Skill level:
Easy

Other People Are Reading

Things you need

  • Stable manure, green manure, mulch or commercial fertiliser
  • Garden spade

Show MoreHide

Instructions

  1. 1

    Work a generous amount of well-rotted manure or compost into prepared soil six months to a year before planting currants or gooseberries. After the initial treatment, delay fertilising until after the plants produce berries.

  2. 2

    Measure the correct amount of fertiliser for the shrubs. If using stable manure, green manure or mulch, use ½ bushel per shrub per year. If using commercial fertiliser, use ¼ to 0.151kg. per shrub per year of 10-10-10 or 12-12-12 fertiliser. These numbers indicate the ratio of nitrogen to phosphorous to potassium.

  3. 3

    Apply fertiliser in early spring, while the shrubs are still dormant. Spread the fertiliser around each shrub in a band from the canes to a foot past the branch terminals.

  4. 4

    Work the fertiliser lightly into the soil using a garden spade.

Tips and warnings

  • If you use compost as fertiliser, apply it in late fall, since compost releases nutrients more slowly.
  • If using straw or sawdust as mulch, use twice as much fertiliser.

Don't Miss

Filter:
  • All types
  • Articles
  • Slideshows
  • Videos
Sort:
  • Most relevant
  • Most popular
  • Most recent

No articles available

No slideshows available

No videos available

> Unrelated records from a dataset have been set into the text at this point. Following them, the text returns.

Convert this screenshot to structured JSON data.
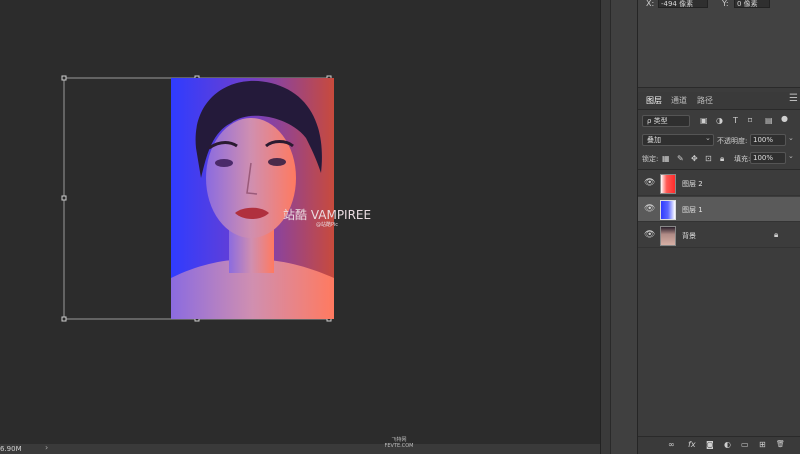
{
  "status": {
    "doc_size": "6.90M",
    "arrow": "›",
    "watermark_line1": "飞特网",
    "watermark_line2": "FEVTE.COM"
  },
  "canvas": {
    "watermark": "站酷 VAMPIREE",
    "watermark_sub": "@站酷Pic"
  },
  "properties": {
    "x_label": "X:",
    "x_value": "-494 像素",
    "y_label": "Y:",
    "y_value": "0 像素"
  },
  "layers_panel": {
    "tabs": [
      "图层",
      "通道",
      "路径"
    ],
    "menu_icon": "☰",
    "filter_kind": "ρ 类型",
    "blend_mode": "叠加",
    "opacity_label": "不透明度:",
    "opacity_value": "100%",
    "lock_label": "锁定:",
    "fill_label": "填充:",
    "fill_value": "100%",
    "layers": [
      {
        "name": "图层 2",
        "selected": false,
        "thumb": "red-gradient"
      },
      {
        "name": "图层 1",
        "selected": true,
        "thumb": "blue-gradient"
      },
      {
        "name": "背景",
        "selected": false,
        "thumb": "portrait",
        "locked": true
      }
    ],
    "bottom_icons": [
      "link-icon",
      "fx-icon",
      "mask-icon",
      "adjustment-icon",
      "folder-icon",
      "new-layer-icon",
      "trash-icon"
    ],
    "bottom_glyphs": [
      "∞",
      "fx",
      "◙",
      "◐",
      "▭",
      "⊞",
      "🗑"
    ]
  },
  "colors": {
    "canvas_bg": "#2c2c2c",
    "panel_bg": "#3c3c3c",
    "selected_layer": "#5a5a5a",
    "gradient_blue": "#2f3cff",
    "gradient_red": "#ff3b30"
  }
}
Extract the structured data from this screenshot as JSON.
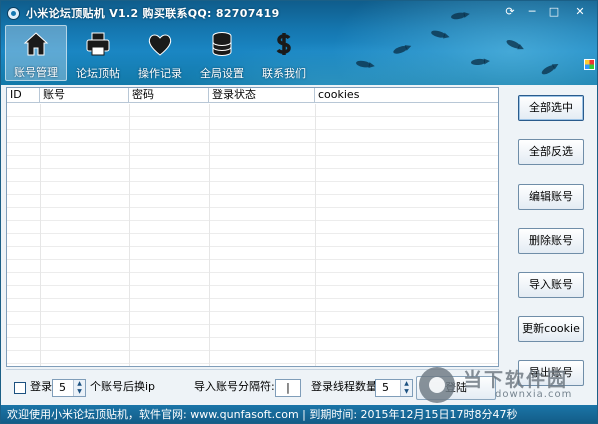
{
  "window": {
    "title": "小米论坛顶贴机 V1.2 购买联系QQ: 82707419",
    "controls": [
      "⟳",
      "─",
      "□",
      "✕"
    ]
  },
  "nav": {
    "items": [
      {
        "label": "账号管理",
        "icon": "home-icon",
        "active": true
      },
      {
        "label": "论坛顶帖",
        "icon": "printer-icon",
        "active": false
      },
      {
        "label": "操作记录",
        "icon": "heart-icon",
        "active": false
      },
      {
        "label": "全局设置",
        "icon": "database-icon",
        "active": false
      },
      {
        "label": "联系我们",
        "icon": "dollar-icon",
        "active": false
      }
    ]
  },
  "table": {
    "columns": [
      "ID",
      "账号",
      "密码",
      "登录状态",
      "cookies"
    ],
    "rows": []
  },
  "options": {
    "login_label": "登录",
    "login_count": "5",
    "switch_ip_label": "个账号后换ip",
    "separator_label": "导入账号分隔符:",
    "separator_value": "|",
    "threads_label": "登录线程数量",
    "threads_value": "5",
    "login_button": "登陆"
  },
  "side_buttons": {
    "select_all": "全部选中",
    "invert_selection": "全部反选",
    "edit_account": "编辑账号",
    "delete_account": "删除账号",
    "import_account": "导入账号",
    "update_cookie": "更新cookie",
    "export_account": "导出账号"
  },
  "status_bar": {
    "text": "欢迎使用小米论坛顶贴机，软件官网: www.qunfasoft.com  | 到期时间: 2015年12月15日17时8分47秒"
  },
  "watermark": {
    "cn": "当下软件园",
    "en": "downxia.com"
  },
  "colors": {
    "header": "#1577b0",
    "status_bar": "#125a84",
    "background": "#eef3f7"
  }
}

By using the eHow.co.uk site, you consent to the use of cookies. For more information, please see our Cookie policy.